A Canadian review has confirmed what most fitness and wellness professionals have been thinking: kids need more physical activity. While schools may receive high marks for scholastic achievements, the researchers gave physical education an F. The review was published in the first 2009 issue of the Cochrane Database of Systematic Reviews (2009; doi: 10.1002/14651858.CD007651) and was designed to “summarize the evidence of the effectiveness of school-based interventions in promoting physical activity and fitness in children and adolescents.” After combing through 26 relevant studies of participants aged 6–18, the reviewers determined that school-based physical activity programs are associated with a higher degree of health and wellness among students. “There is good evidence that school-based physical activity interventions are effective in increasing duration of physical activity, reducing blood cholesterol and time spent watching television and increasing VO2max,” stated the reviewers. “At a minimum, a combination of printed educational materials and changes to the school curriculum that promote physical activity result in positive effects in four of the nine outcomes.”

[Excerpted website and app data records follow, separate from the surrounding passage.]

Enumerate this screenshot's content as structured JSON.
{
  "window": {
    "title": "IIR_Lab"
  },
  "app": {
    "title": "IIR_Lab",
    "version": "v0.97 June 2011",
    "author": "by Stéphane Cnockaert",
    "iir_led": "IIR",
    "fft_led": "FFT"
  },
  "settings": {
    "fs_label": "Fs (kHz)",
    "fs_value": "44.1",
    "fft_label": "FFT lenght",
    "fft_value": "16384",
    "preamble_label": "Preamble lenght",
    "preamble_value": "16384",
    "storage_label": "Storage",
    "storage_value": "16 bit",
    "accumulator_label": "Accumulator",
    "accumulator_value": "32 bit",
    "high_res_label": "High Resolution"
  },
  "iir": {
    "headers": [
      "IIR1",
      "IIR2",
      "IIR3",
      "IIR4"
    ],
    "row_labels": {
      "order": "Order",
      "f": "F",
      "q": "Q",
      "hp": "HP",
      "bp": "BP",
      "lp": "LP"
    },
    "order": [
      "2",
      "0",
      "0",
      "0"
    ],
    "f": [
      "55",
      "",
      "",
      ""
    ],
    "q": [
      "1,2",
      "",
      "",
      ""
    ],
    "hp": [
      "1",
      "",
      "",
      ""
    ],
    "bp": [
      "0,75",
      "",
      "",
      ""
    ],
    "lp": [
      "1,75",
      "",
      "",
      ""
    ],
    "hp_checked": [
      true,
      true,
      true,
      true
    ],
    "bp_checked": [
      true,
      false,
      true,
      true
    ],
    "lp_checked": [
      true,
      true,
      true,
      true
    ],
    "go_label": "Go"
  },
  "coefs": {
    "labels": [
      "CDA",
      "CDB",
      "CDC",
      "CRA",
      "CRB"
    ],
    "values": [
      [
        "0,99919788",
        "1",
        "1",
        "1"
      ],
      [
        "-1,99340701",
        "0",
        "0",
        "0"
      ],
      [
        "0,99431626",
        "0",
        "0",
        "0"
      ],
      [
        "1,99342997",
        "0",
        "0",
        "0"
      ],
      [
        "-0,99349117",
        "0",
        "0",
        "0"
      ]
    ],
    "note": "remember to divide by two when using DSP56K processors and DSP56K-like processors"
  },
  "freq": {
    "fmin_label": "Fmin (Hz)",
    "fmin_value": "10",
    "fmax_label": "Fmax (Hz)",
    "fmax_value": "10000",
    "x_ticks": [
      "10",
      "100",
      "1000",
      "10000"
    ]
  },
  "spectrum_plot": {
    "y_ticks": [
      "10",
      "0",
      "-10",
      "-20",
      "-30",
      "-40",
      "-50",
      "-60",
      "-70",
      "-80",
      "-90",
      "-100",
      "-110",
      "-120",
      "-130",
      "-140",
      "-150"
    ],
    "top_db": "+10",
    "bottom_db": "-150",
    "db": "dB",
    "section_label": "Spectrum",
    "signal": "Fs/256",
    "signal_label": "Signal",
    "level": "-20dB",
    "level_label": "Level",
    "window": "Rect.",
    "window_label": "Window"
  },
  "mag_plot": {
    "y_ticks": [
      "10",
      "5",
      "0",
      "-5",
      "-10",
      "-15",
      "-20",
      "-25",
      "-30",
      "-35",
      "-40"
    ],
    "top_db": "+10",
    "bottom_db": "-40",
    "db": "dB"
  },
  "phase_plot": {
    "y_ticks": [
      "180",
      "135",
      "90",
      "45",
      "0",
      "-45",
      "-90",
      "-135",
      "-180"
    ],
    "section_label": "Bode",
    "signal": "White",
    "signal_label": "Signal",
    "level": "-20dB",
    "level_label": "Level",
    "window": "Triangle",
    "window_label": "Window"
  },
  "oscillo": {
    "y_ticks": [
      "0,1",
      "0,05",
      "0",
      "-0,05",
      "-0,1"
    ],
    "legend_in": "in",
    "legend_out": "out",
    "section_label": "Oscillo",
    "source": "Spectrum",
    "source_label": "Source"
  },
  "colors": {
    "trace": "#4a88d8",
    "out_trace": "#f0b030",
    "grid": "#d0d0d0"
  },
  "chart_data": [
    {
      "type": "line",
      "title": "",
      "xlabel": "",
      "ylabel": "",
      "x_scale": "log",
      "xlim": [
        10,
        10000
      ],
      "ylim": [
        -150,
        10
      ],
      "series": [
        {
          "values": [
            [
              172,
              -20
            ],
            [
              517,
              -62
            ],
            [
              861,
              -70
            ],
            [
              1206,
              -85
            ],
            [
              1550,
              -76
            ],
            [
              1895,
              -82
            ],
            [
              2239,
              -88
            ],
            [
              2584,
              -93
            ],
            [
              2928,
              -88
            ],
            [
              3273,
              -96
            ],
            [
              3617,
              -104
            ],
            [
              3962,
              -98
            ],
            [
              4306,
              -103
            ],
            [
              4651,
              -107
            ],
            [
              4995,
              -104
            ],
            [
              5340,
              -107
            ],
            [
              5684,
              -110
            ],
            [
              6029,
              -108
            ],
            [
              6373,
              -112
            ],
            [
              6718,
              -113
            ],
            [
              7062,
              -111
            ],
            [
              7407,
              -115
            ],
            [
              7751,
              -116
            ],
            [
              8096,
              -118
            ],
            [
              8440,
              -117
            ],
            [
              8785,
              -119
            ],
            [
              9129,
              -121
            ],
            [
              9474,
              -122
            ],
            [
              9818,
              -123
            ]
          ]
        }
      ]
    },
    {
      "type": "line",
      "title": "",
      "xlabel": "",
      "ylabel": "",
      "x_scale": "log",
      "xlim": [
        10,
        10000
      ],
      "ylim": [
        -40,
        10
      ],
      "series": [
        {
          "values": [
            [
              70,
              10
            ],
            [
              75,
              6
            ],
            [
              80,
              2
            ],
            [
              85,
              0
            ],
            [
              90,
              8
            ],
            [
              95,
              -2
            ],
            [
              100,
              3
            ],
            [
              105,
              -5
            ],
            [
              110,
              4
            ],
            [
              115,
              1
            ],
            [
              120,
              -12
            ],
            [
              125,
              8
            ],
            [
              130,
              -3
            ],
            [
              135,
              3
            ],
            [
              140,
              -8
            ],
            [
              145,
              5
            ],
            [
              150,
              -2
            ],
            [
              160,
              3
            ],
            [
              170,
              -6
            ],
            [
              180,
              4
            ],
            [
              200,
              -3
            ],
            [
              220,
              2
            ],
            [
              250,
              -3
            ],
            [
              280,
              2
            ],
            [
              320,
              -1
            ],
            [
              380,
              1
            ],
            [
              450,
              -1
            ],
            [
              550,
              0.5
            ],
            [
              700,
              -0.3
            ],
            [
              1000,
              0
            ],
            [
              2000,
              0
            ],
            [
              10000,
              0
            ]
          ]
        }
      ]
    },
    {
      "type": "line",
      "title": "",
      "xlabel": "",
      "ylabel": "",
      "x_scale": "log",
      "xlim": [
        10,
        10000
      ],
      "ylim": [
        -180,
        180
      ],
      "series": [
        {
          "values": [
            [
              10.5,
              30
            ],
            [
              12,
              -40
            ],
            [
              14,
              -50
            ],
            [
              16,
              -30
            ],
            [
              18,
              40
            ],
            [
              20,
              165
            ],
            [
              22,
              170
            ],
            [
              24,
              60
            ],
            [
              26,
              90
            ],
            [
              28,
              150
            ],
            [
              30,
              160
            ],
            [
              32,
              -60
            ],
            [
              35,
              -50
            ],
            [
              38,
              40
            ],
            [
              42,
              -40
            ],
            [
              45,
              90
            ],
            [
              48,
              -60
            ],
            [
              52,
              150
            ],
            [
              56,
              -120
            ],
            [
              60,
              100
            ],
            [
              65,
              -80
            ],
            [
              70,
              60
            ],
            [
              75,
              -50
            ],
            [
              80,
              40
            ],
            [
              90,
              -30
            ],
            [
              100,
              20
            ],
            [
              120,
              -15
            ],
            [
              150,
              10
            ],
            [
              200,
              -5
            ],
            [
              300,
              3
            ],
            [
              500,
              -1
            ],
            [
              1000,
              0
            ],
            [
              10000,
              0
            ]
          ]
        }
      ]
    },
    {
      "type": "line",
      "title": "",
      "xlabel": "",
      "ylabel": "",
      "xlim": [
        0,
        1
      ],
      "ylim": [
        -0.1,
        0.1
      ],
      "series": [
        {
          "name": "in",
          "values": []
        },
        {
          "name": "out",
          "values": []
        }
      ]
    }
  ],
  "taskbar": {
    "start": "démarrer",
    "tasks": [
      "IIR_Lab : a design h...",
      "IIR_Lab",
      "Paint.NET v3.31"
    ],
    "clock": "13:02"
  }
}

One organization seeking to enhance physical education components in schools is HealthCorps®, a “proactive health movement” developed by cardiac surgeon and best-selling author Mehmet Oz, MD. HealthCorps is modeled after the Peace Corps and is a “school-based program [that] shows teens practical life skills through fun, interactive school seminars focused on the value and power of students’ bodies and minds,” states information on the HealthCorps website. To learn more about this program, visit www.healthcorps.net.